### Directions:
Type out all the data below, word for word.

[Items from a dataset]
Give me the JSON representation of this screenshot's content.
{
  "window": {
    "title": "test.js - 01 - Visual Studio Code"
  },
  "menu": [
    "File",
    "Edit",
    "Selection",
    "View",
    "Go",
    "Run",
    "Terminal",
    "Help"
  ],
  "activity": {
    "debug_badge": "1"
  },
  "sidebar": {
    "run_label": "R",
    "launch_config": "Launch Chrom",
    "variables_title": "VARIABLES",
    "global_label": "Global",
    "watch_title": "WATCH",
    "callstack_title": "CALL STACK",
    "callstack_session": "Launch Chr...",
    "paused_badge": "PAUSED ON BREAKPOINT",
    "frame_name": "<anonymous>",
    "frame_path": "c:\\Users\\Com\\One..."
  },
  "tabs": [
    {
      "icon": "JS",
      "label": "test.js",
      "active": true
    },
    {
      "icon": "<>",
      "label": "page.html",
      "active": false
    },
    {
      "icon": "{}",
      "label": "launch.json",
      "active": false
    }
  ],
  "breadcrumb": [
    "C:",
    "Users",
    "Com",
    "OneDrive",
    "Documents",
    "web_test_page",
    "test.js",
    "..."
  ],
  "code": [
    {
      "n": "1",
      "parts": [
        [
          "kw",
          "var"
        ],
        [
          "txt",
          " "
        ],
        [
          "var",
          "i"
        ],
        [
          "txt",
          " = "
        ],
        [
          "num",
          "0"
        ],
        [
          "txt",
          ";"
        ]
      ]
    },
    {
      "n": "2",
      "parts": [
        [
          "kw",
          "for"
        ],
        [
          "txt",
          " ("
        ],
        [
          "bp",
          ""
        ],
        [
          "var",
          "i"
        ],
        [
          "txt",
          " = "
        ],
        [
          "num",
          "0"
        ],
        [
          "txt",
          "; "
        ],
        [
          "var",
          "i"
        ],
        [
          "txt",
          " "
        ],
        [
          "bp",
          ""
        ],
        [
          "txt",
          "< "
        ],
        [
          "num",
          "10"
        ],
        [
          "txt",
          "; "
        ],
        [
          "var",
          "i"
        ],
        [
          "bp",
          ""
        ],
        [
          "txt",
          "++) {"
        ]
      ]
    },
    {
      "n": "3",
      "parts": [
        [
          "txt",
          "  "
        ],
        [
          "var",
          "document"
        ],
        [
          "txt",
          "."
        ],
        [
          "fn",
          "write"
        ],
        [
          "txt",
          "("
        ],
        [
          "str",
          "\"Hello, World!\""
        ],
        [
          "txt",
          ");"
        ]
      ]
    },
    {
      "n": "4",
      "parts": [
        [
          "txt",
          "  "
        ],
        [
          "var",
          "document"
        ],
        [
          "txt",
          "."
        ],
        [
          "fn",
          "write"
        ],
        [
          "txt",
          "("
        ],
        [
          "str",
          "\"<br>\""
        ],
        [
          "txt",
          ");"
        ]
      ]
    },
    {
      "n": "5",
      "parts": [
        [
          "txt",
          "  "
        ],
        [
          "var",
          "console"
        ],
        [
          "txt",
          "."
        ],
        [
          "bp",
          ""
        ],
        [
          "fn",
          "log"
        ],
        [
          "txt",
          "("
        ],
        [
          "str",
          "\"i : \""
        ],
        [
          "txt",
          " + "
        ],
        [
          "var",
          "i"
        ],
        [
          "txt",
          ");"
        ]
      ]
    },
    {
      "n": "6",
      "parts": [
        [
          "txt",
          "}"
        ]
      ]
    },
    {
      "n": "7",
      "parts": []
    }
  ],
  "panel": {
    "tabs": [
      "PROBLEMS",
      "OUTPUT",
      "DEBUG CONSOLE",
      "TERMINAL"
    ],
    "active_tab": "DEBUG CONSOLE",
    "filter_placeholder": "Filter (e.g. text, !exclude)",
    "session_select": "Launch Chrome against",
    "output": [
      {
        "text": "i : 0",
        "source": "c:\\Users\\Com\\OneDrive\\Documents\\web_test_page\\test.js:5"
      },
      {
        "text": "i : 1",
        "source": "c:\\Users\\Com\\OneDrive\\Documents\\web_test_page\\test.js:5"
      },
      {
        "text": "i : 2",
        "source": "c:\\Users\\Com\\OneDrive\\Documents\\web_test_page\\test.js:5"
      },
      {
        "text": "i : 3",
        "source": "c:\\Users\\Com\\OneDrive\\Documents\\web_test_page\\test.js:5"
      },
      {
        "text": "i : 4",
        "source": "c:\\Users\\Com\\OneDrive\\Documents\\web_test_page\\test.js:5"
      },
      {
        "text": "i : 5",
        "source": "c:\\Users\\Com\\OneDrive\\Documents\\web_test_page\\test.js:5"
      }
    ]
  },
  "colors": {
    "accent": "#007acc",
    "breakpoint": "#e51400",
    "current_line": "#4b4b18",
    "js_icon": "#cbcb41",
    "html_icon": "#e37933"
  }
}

### Finished exercise:
Give me the JSON representation of this screenshot's content.
{
  "window": {
    "title": "test.js - 01 - Visual Studio Code"
  },
  "menu": [
    "File",
    "Edit",
    "Selection",
    "View",
    "Go",
    "Run",
    "Terminal",
    "Help"
  ],
  "activity": {
    "debug_badge": "1"
  },
  "sidebar": {
    "run_label": "R",
    "launch_config": "Launch Chrom",
    "variables_title": "VARIABLES",
    "global_label": "Global",
    "watch_title": "WATCH",
    "callstack_title": "CALL STACK",
    "callstack_session": "Launch Chr...",
    "paused_badge": "PAUSED ON BREAKPOINT",
    "frame_name": "<anonymous>",
    "frame_path": "c:\\Users\\Com\\One..."
  },
  "tabs": [
    {
      "icon": "JS",
      "label": "test.js",
      "active": true
    },
    {
      "icon": "<>",
      "label": "page.html",
      "active": false
    },
    {
      "icon": "{}",
      "label": "launch.json",
      "active": false
    }
  ],
  "breadcrumb": [
    "C:",
    "Users",
    "Com",
    "OneDrive",
    "Documents",
    "web_test_page",
    "test.js",
    "..."
  ],
  "code": [
    {
      "n": "1",
      "parts": [
        [
          "kw",
          "var"
        ],
        [
          "txt",
          " "
        ],
        [
          "var",
          "i"
        ],
        [
          "txt",
          " = "
        ],
        [
          "num",
          "0"
        ],
        [
          "txt",
          ";"
        ]
      ]
    },
    {
      "n": "2",
      "parts": [
        [
          "kw",
          "for"
        ],
        [
          "txt",
          " ("
        ],
        [
          "bp",
          ""
        ],
        [
          "var",
          "i"
        ],
        [
          "txt",
          " = "
        ],
        [
          "num",
          "0"
        ],
        [
          "txt",
          "; "
        ],
        [
          "var",
          "i"
        ],
        [
          "txt",
          " "
        ],
        [
          "bp",
          ""
        ],
        [
          "txt",
          "< "
        ],
        [
          "num",
          "10"
        ],
        [
          "txt",
          "; "
        ],
        [
          "var",
          "i"
        ],
        [
          "bp",
          ""
        ],
        [
          "txt",
          "++) {"
        ]
      ]
    },
    {
      "n": "3",
      "parts": [
        [
          "txt",
          "  "
        ],
        [
          "var",
          "document"
        ],
        [
          "txt",
          "."
        ],
        [
          "fn",
          "write"
        ],
        [
          "txt",
          "("
        ],
        [
          "str",
          "\"Hello, World!\""
        ],
        [
          "txt",
          ");"
        ]
      ]
    },
    {
      "n": "4",
      "parts": [
        [
          "txt",
          "  "
        ],
        [
          "var",
          "document"
        ],
        [
          "txt",
          "."
        ],
        [
          "fn",
          "write"
        ],
        [
          "txt",
          "("
        ],
        [
          "str",
          "\"<br>\""
        ],
        [
          "txt",
          ");"
        ]
      ]
    },
    {
      "n": "5",
      "parts": [
        [
          "txt",
          "  "
        ],
        [
          "var",
          "console"
        ],
        [
          "txt",
          "."
        ],
        [
          "bp",
          ""
        ],
        [
          "fn",
          "log"
        ],
        [
          "txt",
          "("
        ],
        [
          "str",
          "\"i : \""
        ],
        [
          "txt",
          " + "
        ],
        [
          "var",
          "i"
        ],
        [
          "txt",
          ");"
        ]
      ]
    },
    {
      "n": "6",
      "parts": [
        [
          "txt",
          "}"
        ]
      ]
    },
    {
      "n": "7",
      "parts": []
    }
  ],
  "panel": {
    "tabs": [
      "PROBLEMS",
      "OUTPUT",
      "DEBUG CONSOLE",
      "TERMINAL"
    ],
    "active_tab": "DEBUG CONSOLE",
    "filter_placeholder": "Filter (e.g. text, !exclude)",
    "session_select": "Launch Chrome against",
    "output": [
      {
        "text": "i : 0",
        "source": "c:\\Users\\Com\\OneDrive\\Documents\\web_test_page\\test.js:5"
      },
      {
        "text": "i : 1",
        "source": "c:\\Users\\Com\\OneDrive\\Documents\\web_test_page\\test.js:5"
      },
      {
        "text": "i : 2",
        "source": "c:\\Users\\Com\\OneDrive\\Documents\\web_test_page\\test.js:5"
      },
      {
        "text": "i : 3",
        "source": "c:\\Users\\Com\\OneDrive\\Documents\\web_test_page\\test.js:5"
      },
      {
        "text": "i : 4",
        "source": "c:\\Users\\Com\\OneDrive\\Documents\\web_test_page\\test.js:5"
      },
      {
        "text": "i : 5",
        "source": "c:\\Users\\Com\\OneDrive\\Documents\\web_test_page\\test.js:5"
      }
    ]
  },
  "colors": {
    "accent": "#007acc",
    "breakpoint": "#e51400",
    "current_line": "#4b4b18",
    "js_icon": "#cbcb41",
    "html_icon": "#e37933"
  }
}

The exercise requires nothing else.